There are an estimated 40,000 to 80,000 Iraqi Assyrian refugees in Lebanon. The vast majority of them are undocumented, with a large number having been deported or put in prison. [49] They belong to various denominations, including the Assyrian Church of the East, Chaldean Catholic Church, and Syriac Catholic Church.

Iraqis Edit

Due to the US-led invasion of Iraq, Lebanon received a mass influx of Iraqi refugees numbering at around 100,000. The vast majority of them are undocumented, with a large number having been deported or put in prison. [49]

Kurds Edit

There are an estimated 60,000 to 100,000 Kurdish refugees from Turkey and Syria within Lebanese territory. Many of them are undocumented. As of 2012, around 40% of all Kurds in Lebanon do not have Lebanese citizenship. [50]

Turks Edit
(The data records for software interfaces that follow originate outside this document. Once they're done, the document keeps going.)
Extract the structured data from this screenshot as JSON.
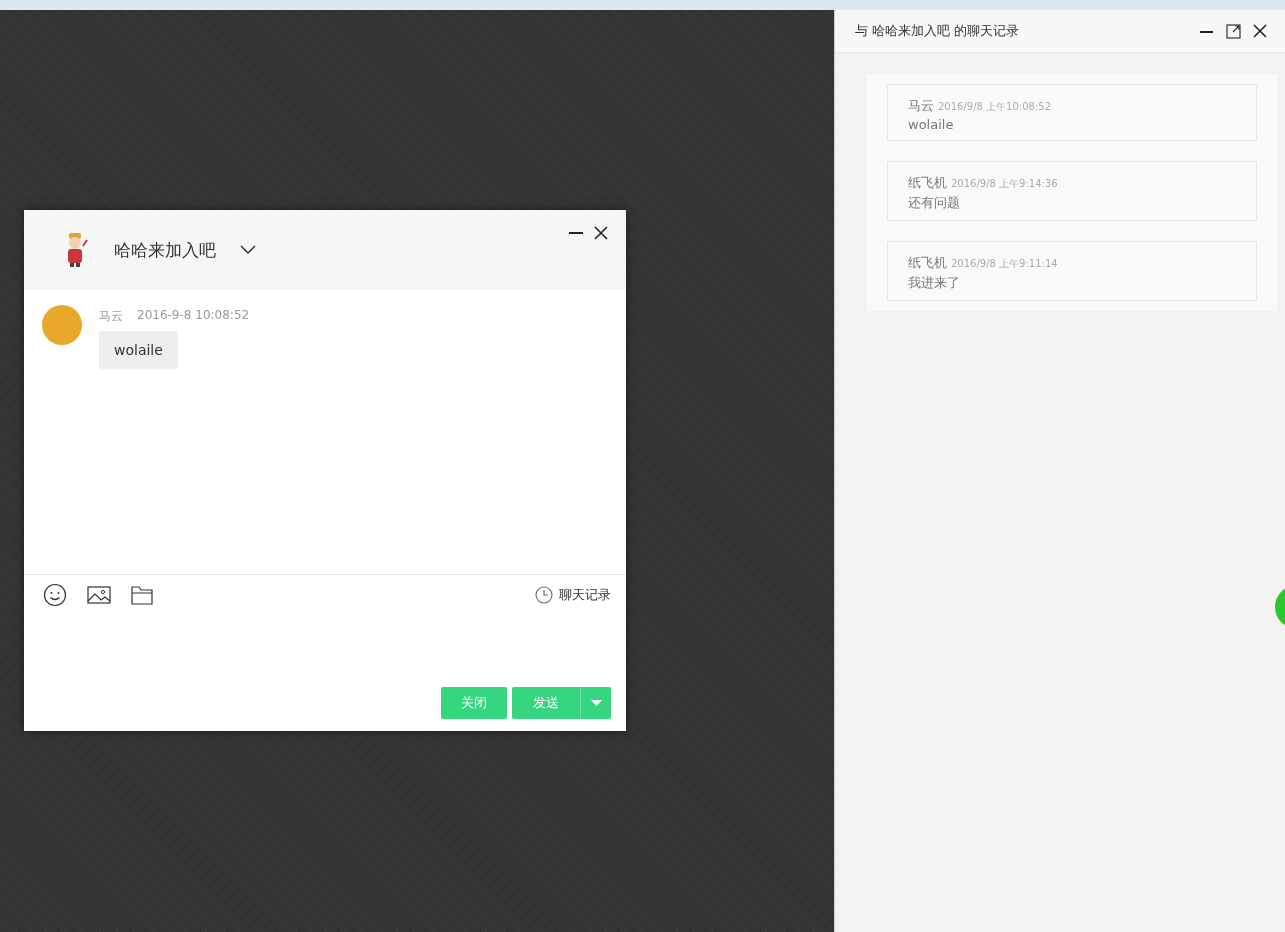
{
  "chat_window": {
    "title": "哈哈来加入吧",
    "messages": [
      {
        "sender": "马云",
        "time": "2016-9-8 10:08:52",
        "text": "wolaile"
      }
    ],
    "history_link": "聊天记录",
    "close_button": "关闭",
    "send_button": "发送"
  },
  "history_panel": {
    "title": "与 哈哈来加入吧 的聊天记录",
    "records": [
      {
        "sender": "马云",
        "time": "2016/9/8 上午10:08:52",
        "text": "wolaile"
      },
      {
        "sender": "纸飞机",
        "time": "2016/9/8 上午9:14:36",
        "text": "还有问题"
      },
      {
        "sender": "纸飞机",
        "time": "2016/9/8 上午9:11:14",
        "text": "我进来了"
      }
    ]
  }
}
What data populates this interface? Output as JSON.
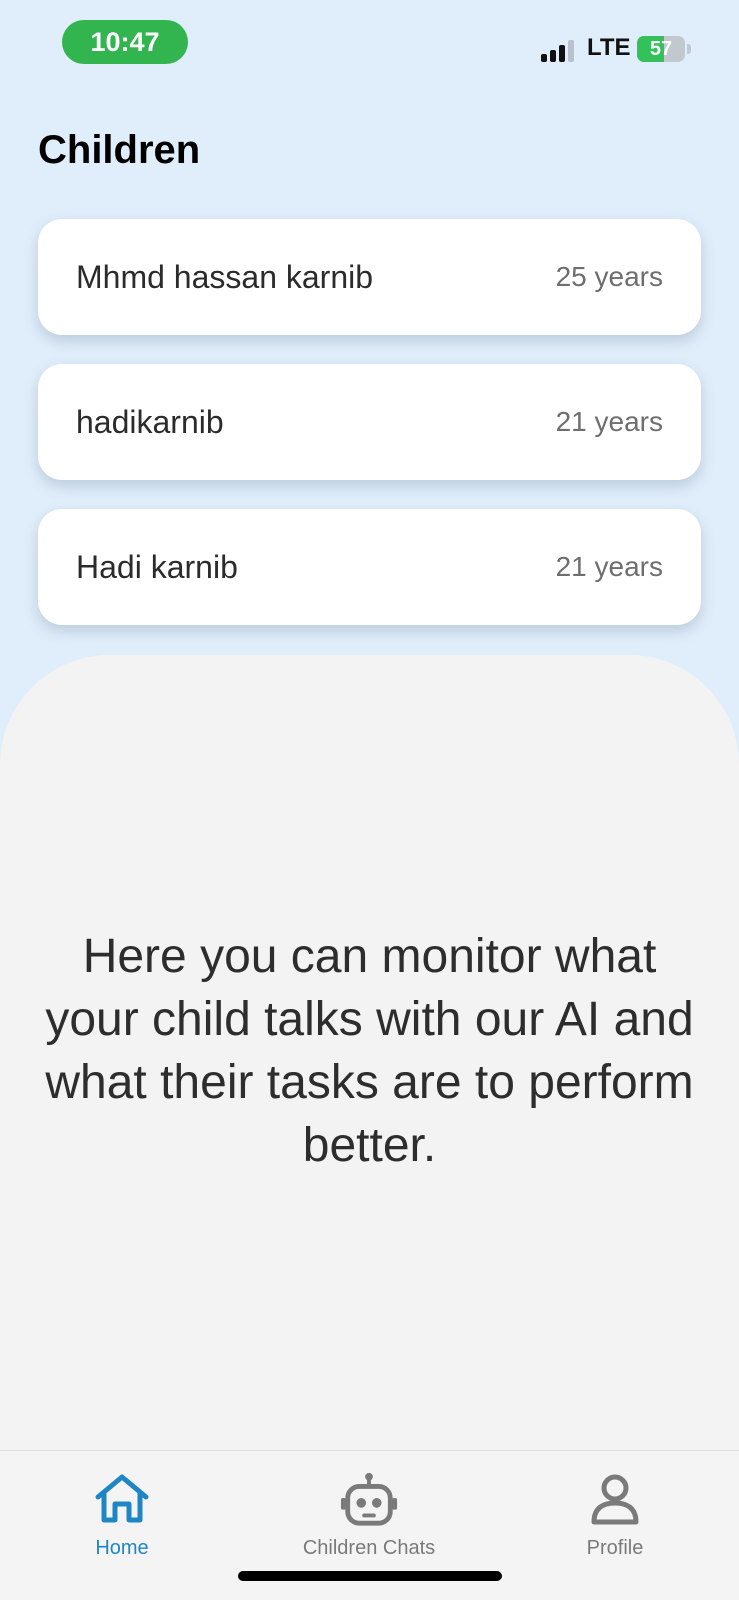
{
  "status_bar": {
    "time": "10:47",
    "network": "LTE",
    "battery_percent": 57,
    "battery_label": "57"
  },
  "page": {
    "title": "Children"
  },
  "children": [
    {
      "name": "Mhmd hassan karnib",
      "age": "25 years"
    },
    {
      "name": "hadikarnib",
      "age": "21 years"
    },
    {
      "name": "Hadi karnib",
      "age": "21 years"
    }
  ],
  "info": {
    "text": "Here you can monitor what your child talks with our AI and what their tasks are to perform better."
  },
  "tabs": [
    {
      "label": "Home",
      "icon": "home-icon",
      "active": true
    },
    {
      "label": "Children Chats",
      "icon": "robot-icon",
      "active": false
    },
    {
      "label": "Profile",
      "icon": "user-icon",
      "active": false
    }
  ],
  "colors": {
    "background": "#e0eefb",
    "accent": "#1f86c6",
    "time_pill": "#32b44e",
    "panel": "#f3f3f3"
  }
}
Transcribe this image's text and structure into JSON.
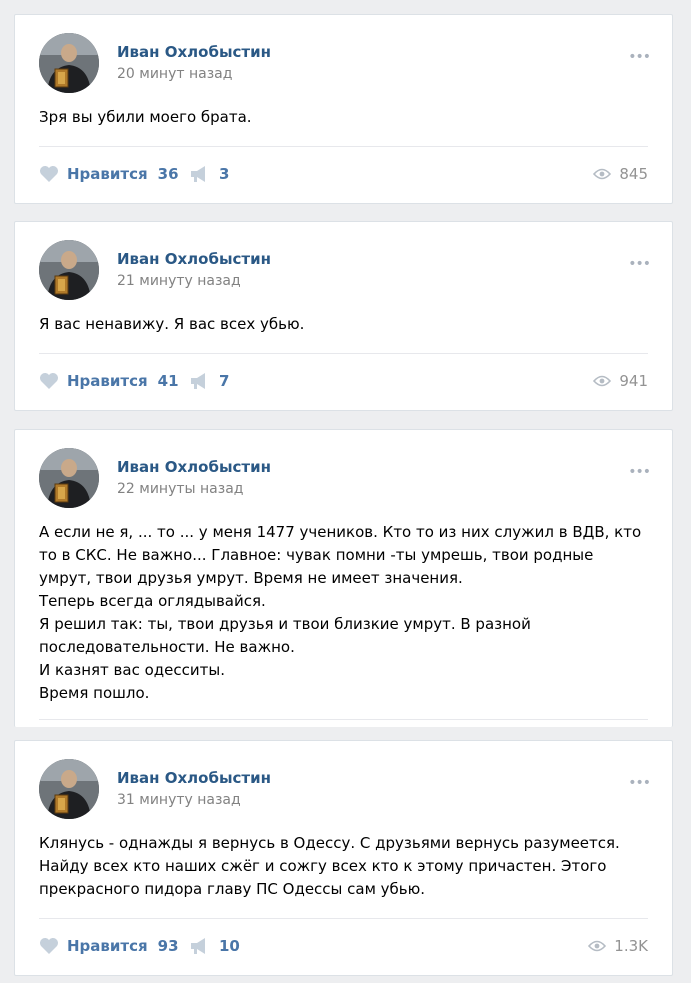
{
  "colors": {
    "page_bg": "#edeef0",
    "author": "#2a5885",
    "action": "#4a76a8",
    "muted": "#828282"
  },
  "posts": [
    {
      "author": "Иван Охлобыстин",
      "time": "20 минут назад",
      "text": [
        "Зря вы убили моего брата."
      ],
      "like_label": "Нравится",
      "likes": "36",
      "shares": "3",
      "views": "845",
      "more": "•••"
    },
    {
      "author": "Иван Охлобыстин",
      "time": "21 минуту назад",
      "text": [
        "Я вас ненавижу. Я вас всех убью."
      ],
      "like_label": "Нравится",
      "likes": "41",
      "shares": "7",
      "views": "941",
      "more": "•••"
    },
    {
      "author": "Иван Охлобыстин",
      "time": "22 минуты назад",
      "text": [
        "А если не я, ... то ... у меня 1477 учеников. Кто то из них служил в ВДВ, кто то в СКС. Не важно... Главное: чувак помни -ты умрешь, твои родные умрут, твои друзья умрут. Время не имеет значения.",
        "Теперь всегда оглядывайся.",
        "Я решил так: ты, твои друзья и твои близкие умрут. В разной последовательности. Не важно.",
        "И казнят вас одесситы.",
        "Время пошло."
      ],
      "more": "•••"
    },
    {
      "author": "Иван Охлобыстин",
      "time": "31 минуту назад",
      "text": [
        "Клянусь - однажды я вернусь в Одессу. С друзьями вернусь разумеется. Найду всех кто наших сжёг и сожгу всех кто к этому причастен. Этого прекрасного пидора главу ПС Одессы сам убью."
      ],
      "like_label": "Нравится",
      "likes": "93",
      "shares": "10",
      "views": "1.3K",
      "more": "•••"
    }
  ]
}
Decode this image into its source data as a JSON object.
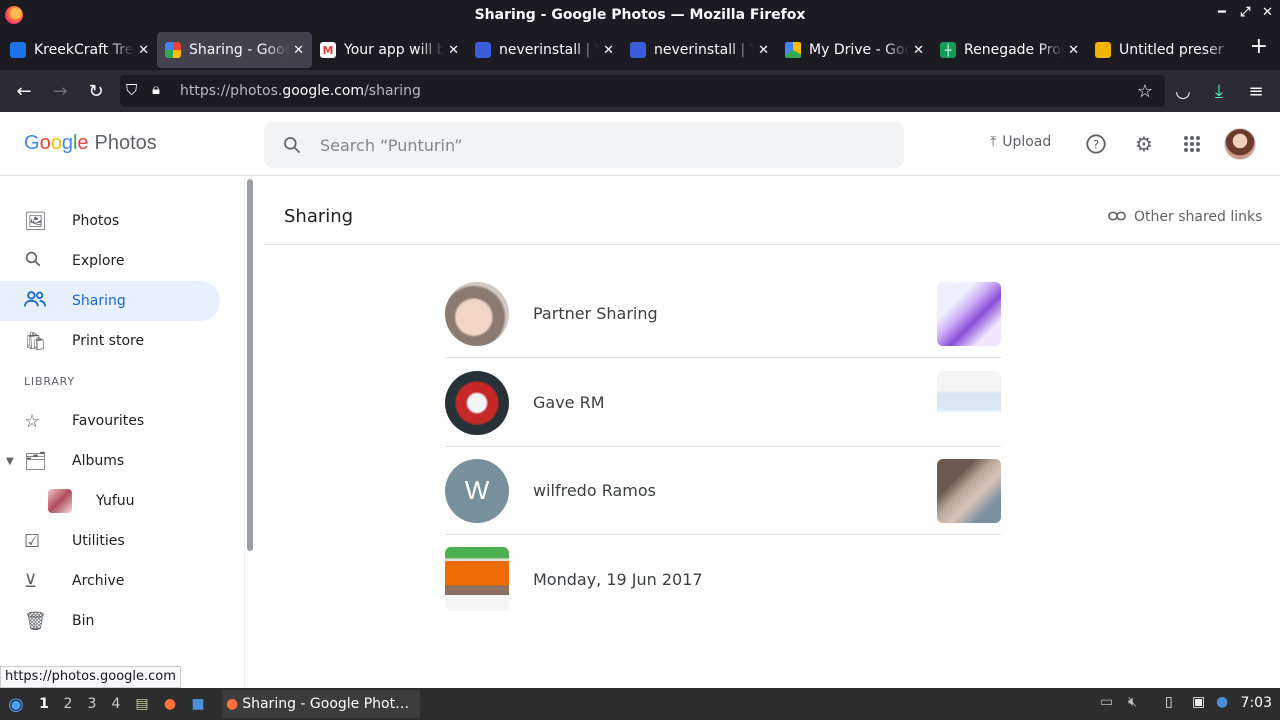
{
  "window": {
    "title": "Sharing - Google Photos — Mozilla Firefox"
  },
  "tabs": [
    {
      "label": "KreekCraft Tre",
      "color": "#1a73e8"
    },
    {
      "label": "Sharing - Goog",
      "color": "#fbbc05",
      "active": true
    },
    {
      "label": "Your app will b",
      "color": "#ea4335"
    },
    {
      "label": "neverinstall | Y",
      "color": "#3b5bdb"
    },
    {
      "label": "neverinstall | Y",
      "color": "#3b5bdb"
    },
    {
      "label": "My Drive - Goo",
      "color": "#34a853"
    },
    {
      "label": "Renegade Proj",
      "color": "#0f9d58"
    },
    {
      "label": "Untitled preser",
      "color": "#f4b400"
    }
  ],
  "nav": {
    "url_prefix": "https://photos.",
    "url_domain": "google.com",
    "url_path": "/sharing"
  },
  "header": {
    "logo_product": "Photos",
    "search_placeholder": "Search “Punturin”",
    "upload_label": "Upload"
  },
  "sidebar": {
    "items": [
      {
        "label": "Photos"
      },
      {
        "label": "Explore"
      },
      {
        "label": "Sharing"
      },
      {
        "label": "Print store"
      }
    ],
    "library_label": "LIBRARY",
    "library_items": [
      {
        "label": "Favourites"
      },
      {
        "label": "Albums"
      },
      {
        "label": "Yufuu"
      },
      {
        "label": "Utilities"
      },
      {
        "label": "Archive"
      },
      {
        "label": "Bin"
      }
    ]
  },
  "main": {
    "title": "Sharing",
    "other_links": "Other shared links",
    "shares": [
      {
        "name": "Partner Sharing"
      },
      {
        "name": "Gave RM"
      },
      {
        "name": "wilfredo Ramos",
        "initial": "W"
      },
      {
        "name": "Monday, 19 Jun 2017"
      }
    ]
  },
  "status": {
    "hover_url": "https://photos.google.com"
  },
  "taskbar": {
    "workspaces": [
      "1",
      "2",
      "3",
      "4"
    ],
    "window_label": "Sharing - Google Phot…",
    "clock": "7:03"
  }
}
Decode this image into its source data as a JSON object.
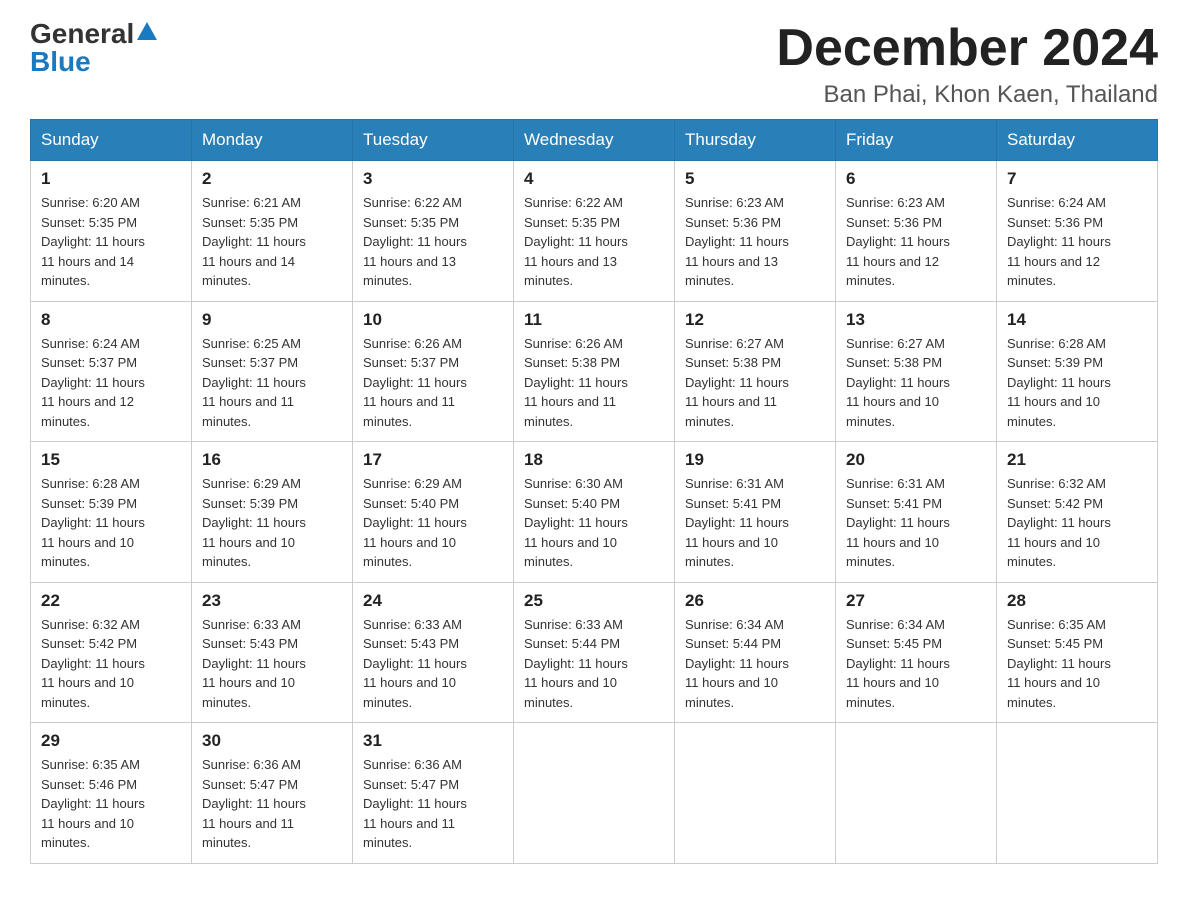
{
  "header": {
    "logo_general": "General",
    "logo_blue": "Blue",
    "month_title": "December 2024",
    "location": "Ban Phai, Khon Kaen, Thailand"
  },
  "days_of_week": [
    "Sunday",
    "Monday",
    "Tuesday",
    "Wednesday",
    "Thursday",
    "Friday",
    "Saturday"
  ],
  "weeks": [
    [
      {
        "day": "1",
        "sunrise": "6:20 AM",
        "sunset": "5:35 PM",
        "daylight": "11 hours and 14 minutes."
      },
      {
        "day": "2",
        "sunrise": "6:21 AM",
        "sunset": "5:35 PM",
        "daylight": "11 hours and 14 minutes."
      },
      {
        "day": "3",
        "sunrise": "6:22 AM",
        "sunset": "5:35 PM",
        "daylight": "11 hours and 13 minutes."
      },
      {
        "day": "4",
        "sunrise": "6:22 AM",
        "sunset": "5:35 PM",
        "daylight": "11 hours and 13 minutes."
      },
      {
        "day": "5",
        "sunrise": "6:23 AM",
        "sunset": "5:36 PM",
        "daylight": "11 hours and 13 minutes."
      },
      {
        "day": "6",
        "sunrise": "6:23 AM",
        "sunset": "5:36 PM",
        "daylight": "11 hours and 12 minutes."
      },
      {
        "day": "7",
        "sunrise": "6:24 AM",
        "sunset": "5:36 PM",
        "daylight": "11 hours and 12 minutes."
      }
    ],
    [
      {
        "day": "8",
        "sunrise": "6:24 AM",
        "sunset": "5:37 PM",
        "daylight": "11 hours and 12 minutes."
      },
      {
        "day": "9",
        "sunrise": "6:25 AM",
        "sunset": "5:37 PM",
        "daylight": "11 hours and 11 minutes."
      },
      {
        "day": "10",
        "sunrise": "6:26 AM",
        "sunset": "5:37 PM",
        "daylight": "11 hours and 11 minutes."
      },
      {
        "day": "11",
        "sunrise": "6:26 AM",
        "sunset": "5:38 PM",
        "daylight": "11 hours and 11 minutes."
      },
      {
        "day": "12",
        "sunrise": "6:27 AM",
        "sunset": "5:38 PM",
        "daylight": "11 hours and 11 minutes."
      },
      {
        "day": "13",
        "sunrise": "6:27 AM",
        "sunset": "5:38 PM",
        "daylight": "11 hours and 10 minutes."
      },
      {
        "day": "14",
        "sunrise": "6:28 AM",
        "sunset": "5:39 PM",
        "daylight": "11 hours and 10 minutes."
      }
    ],
    [
      {
        "day": "15",
        "sunrise": "6:28 AM",
        "sunset": "5:39 PM",
        "daylight": "11 hours and 10 minutes."
      },
      {
        "day": "16",
        "sunrise": "6:29 AM",
        "sunset": "5:39 PM",
        "daylight": "11 hours and 10 minutes."
      },
      {
        "day": "17",
        "sunrise": "6:29 AM",
        "sunset": "5:40 PM",
        "daylight": "11 hours and 10 minutes."
      },
      {
        "day": "18",
        "sunrise": "6:30 AM",
        "sunset": "5:40 PM",
        "daylight": "11 hours and 10 minutes."
      },
      {
        "day": "19",
        "sunrise": "6:31 AM",
        "sunset": "5:41 PM",
        "daylight": "11 hours and 10 minutes."
      },
      {
        "day": "20",
        "sunrise": "6:31 AM",
        "sunset": "5:41 PM",
        "daylight": "11 hours and 10 minutes."
      },
      {
        "day": "21",
        "sunrise": "6:32 AM",
        "sunset": "5:42 PM",
        "daylight": "11 hours and 10 minutes."
      }
    ],
    [
      {
        "day": "22",
        "sunrise": "6:32 AM",
        "sunset": "5:42 PM",
        "daylight": "11 hours and 10 minutes."
      },
      {
        "day": "23",
        "sunrise": "6:33 AM",
        "sunset": "5:43 PM",
        "daylight": "11 hours and 10 minutes."
      },
      {
        "day": "24",
        "sunrise": "6:33 AM",
        "sunset": "5:43 PM",
        "daylight": "11 hours and 10 minutes."
      },
      {
        "day": "25",
        "sunrise": "6:33 AM",
        "sunset": "5:44 PM",
        "daylight": "11 hours and 10 minutes."
      },
      {
        "day": "26",
        "sunrise": "6:34 AM",
        "sunset": "5:44 PM",
        "daylight": "11 hours and 10 minutes."
      },
      {
        "day": "27",
        "sunrise": "6:34 AM",
        "sunset": "5:45 PM",
        "daylight": "11 hours and 10 minutes."
      },
      {
        "day": "28",
        "sunrise": "6:35 AM",
        "sunset": "5:45 PM",
        "daylight": "11 hours and 10 minutes."
      }
    ],
    [
      {
        "day": "29",
        "sunrise": "6:35 AM",
        "sunset": "5:46 PM",
        "daylight": "11 hours and 10 minutes."
      },
      {
        "day": "30",
        "sunrise": "6:36 AM",
        "sunset": "5:47 PM",
        "daylight": "11 hours and 11 minutes."
      },
      {
        "day": "31",
        "sunrise": "6:36 AM",
        "sunset": "5:47 PM",
        "daylight": "11 hours and 11 minutes."
      },
      null,
      null,
      null,
      null
    ]
  ],
  "labels": {
    "sunrise_prefix": "Sunrise: ",
    "sunset_prefix": "Sunset: ",
    "daylight_prefix": "Daylight: "
  }
}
The Turkish people began to migrate to Lebanon once the Ottoman sultan Selim I conquered the region in 1516. Turks were encouraged to stay in Lebanon by being rewarded with land and money. [51] Today the Turkish minority numbers approximately 80,000. [52] Moreover, since the Syrian Civil War, approximately 125,000 to 150,000 Syrian Turkmen refugees arrived in Lebanon, and hence they now outnumber the long established Turkish minority who settled since the Ottoman era. [53] [54]

Circassians Edit

The Circassians migrated to the Ottoman Empire including Lebanon and neighboring countries in the 18th and 19th century. However, they are mostly located in Akkar Governorate, in which they have come to Berkail since 1754. Today the Circassian minority numbers approximately 100,000. [55] [56]